As the quality of satellite geodetic observations of surface deformation from Global Navigation Satellite Systems (GNSS) and Satellite Radar Interferometry (InSAR) have improved it has been increasingly clear that fault behaviour is not steady in time. On short time scales, slow earthquakes, often associated with seismic tremor, have been observed at numerous subduction zones around the world (Bürgmann, 2018), and some segments of strike-slip faults in the continents have also been shown to “creep” episodically in “slow” or “silent” earthquakes (Rousset et al., 2016) [Figure 1]. Significant changes in deformation rate have been observed on a decadal scale prior to major earthquakes (Mavrommatis et al., 2014). Following earthquakes, postseismic transient afterslip can last for up to a century (Ingleby and Wright, 2017). And on a longer time scale, faults have been observed to change their rates of slip over millennia (Cowie et al., 2017).
The student in this project will use the wealth of geodetic data from Sentinel-1 InSAR, processed by COMET scientists in Leeds, alongside archive data from satellites including ERS and Envisat, and any available GNSS (GPS) data, to investigate how widespread transient behaviour is on faults. They will use machine learning approaches to mine the data to identify deformation transients. This may include the use of supervised learning methods to classify faults, as well as tools from fields such as time series analysis, point processes, and anomaly detection. They will use estimates of Quaternary slip rates to understand how deformation rates vary over different timescales. They will use the results to build and test models of the earthquake deformation cycle, to understand the geological controls on deformation transients, and to explore the impact of transient behaviour on our understanding of seismic hazard. The results will have potential applications for monitoring different hazards, including volcanoes worldwide and landslides and sinkholes in the UK.
The project would suit a numerate student with a background in earth sciences, geology, or geophysics who is enthusiastic about problem solving and the use of EO and machine learning approaches. The student will be provided with training in state-of-the-art geodetic and machine learning methods and will have the opportunity to participate in field campaigns. The student will be part of the UK Natural Environmental Research Council’s Centre for the Observation and Modelling of Earthquakes, Volcanoes and Tectonics (COMET) and will be expected to interact with COMET students with different skills and backgrounds from across the UK.

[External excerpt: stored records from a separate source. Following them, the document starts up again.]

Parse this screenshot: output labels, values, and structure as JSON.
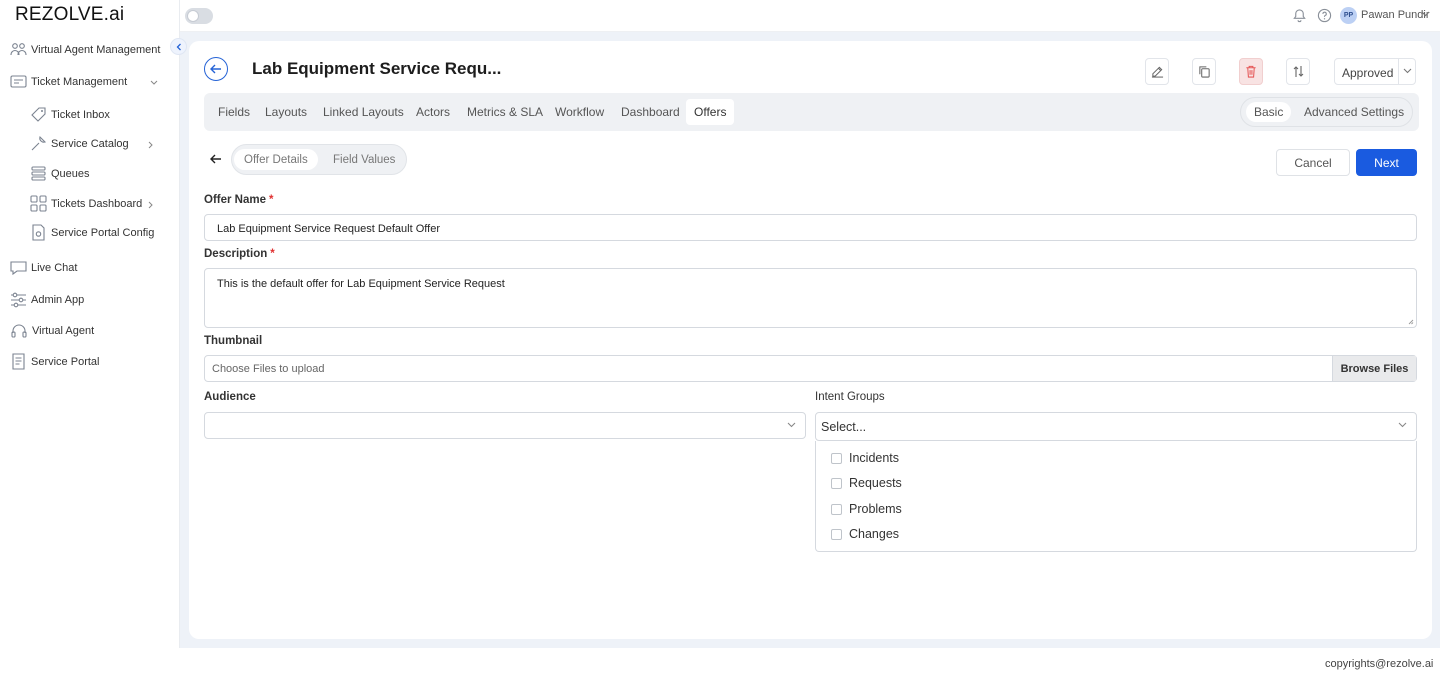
{
  "app": {
    "logo": "REZOLVE.ai"
  },
  "topbar": {
    "user_initials": "PP",
    "user_name": "Pawan Pundir"
  },
  "sidebar": {
    "items": [
      {
        "label": "Virtual Agent Management",
        "icon": "people-icon"
      },
      {
        "label": "Ticket Management",
        "icon": "ticket-board-icon"
      },
      {
        "label": "Ticket Inbox",
        "icon": "tag-icon"
      },
      {
        "label": "Service Catalog",
        "icon": "wrench-icon"
      },
      {
        "label": "Queues",
        "icon": "stack-icon"
      },
      {
        "label": "Tickets Dashboard",
        "icon": "grid-icon"
      },
      {
        "label": "Service Portal Config",
        "icon": "file-gear-icon"
      },
      {
        "label": "Live Chat",
        "icon": "chat-icon"
      },
      {
        "label": "Admin App",
        "icon": "sliders-icon"
      },
      {
        "label": "Virtual Agent",
        "icon": "headset-icon"
      },
      {
        "label": "Service Portal",
        "icon": "document-icon"
      }
    ]
  },
  "header": {
    "title": "Lab Equipment Service Requ...",
    "status": "Approved"
  },
  "tabs": [
    "Fields",
    "Layouts",
    "Linked Layouts",
    "Actors",
    "Metrics & SLA",
    "Workflow",
    "Dashboard",
    "Offers"
  ],
  "active_tab": "Offers",
  "settings_toggle": {
    "basic": "Basic",
    "advanced": "Advanced Settings"
  },
  "subtabs": {
    "details": "Offer Details",
    "values": "Field Values"
  },
  "actions": {
    "cancel": "Cancel",
    "next": "Next"
  },
  "form": {
    "offer_name_label": "Offer Name",
    "offer_name_value": "Lab Equipment Service Request Default Offer",
    "description_label": "Description",
    "description_value": "This is the default offer for Lab Equipment Service Request",
    "thumbnail_label": "Thumbnail",
    "thumbnail_placeholder": "Choose Files to upload",
    "browse_label": "Browse Files",
    "audience_label": "Audience",
    "audience_value": "",
    "intent_groups_label": "Intent Groups",
    "intent_groups_placeholder": "Select...",
    "intent_groups_options": [
      "Incidents",
      "Requests",
      "Problems",
      "Changes"
    ]
  },
  "required_marker": "*",
  "footer": {
    "copyright": "copyrights@rezolve.ai"
  },
  "colors": {
    "primary": "#1a5be0",
    "danger": "#e03131",
    "content_bg": "#eef2f8"
  }
}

References / Further Reading
BÜRGMANN, R. 2018. The geophysics, geology and mechanics of slow fault slip. Earth and Planetary Science Letters, 495, 112-134.
COWIE, P. A., PHILLIPS, R. J., ROBERTS, G. P., MCCAFFREY, K., ZIJERVELD, L. J. J., GREGORY, L. C., FAURE WALKER, J., WEDMORE, L. N. J., DUNAI, T. J., BINNIE, S. A., FREEMAN, S. P. H. T., WILCKEN, K., SHANKS, R. P., HUISMANS, R. S., PAPANIKOLAOU, I., MICHETTI, A. M. & WILKINSON, M. 2017. Orogen-scale uplift in the central Italian Apennines drives episodic behaviour of earthquake faults. Scientific Reports, 7, 44858.
INGLEBY, T. & WRIGHT, T. 2017. Omori‐like decay of postseismic velocities following continental earthquakes. Geophysical Research Letters, 44, 3119-3130.
MAVROMMATIS, A. P., SEGALL, P. & JOHNSON, K. M. 2014. A decadal‐scale deformation transient prior to the 2011 Mw 9.0 Tohoku‐oki earthquake. Geophysical Research Letters, 41, 4486-4494.
ROUSSET, B., JOLIVET, R., SIMONS, M., LASSERRE, C., RIEL, B., MILILLO, P., ÇAKIR, Z. & RENARD, F. 2016. An aseismic slip transient on the North Anatolian Fault. Geophysical Research Letters, 43, 3254-3262.
WEISS, J. R., WALTERS, R. J., MORISHITA, Y., WRIGHT, T. J., LAZECKY, M., WANG, H., HUSSAIN, E., HOOPER, A. J., ELLIOTT, J. R., ROLLINS, C., YU, C., GONZÁLEZ, P. J., SPAANS, K., LI, Z. & PARSONS, B. 2020. High-Resolution Surface Velocities and Strain for Anatolia From Sentinel-1 InSAR and GNSS Data. Geophysical Research Letters, 47, e2020GL087376.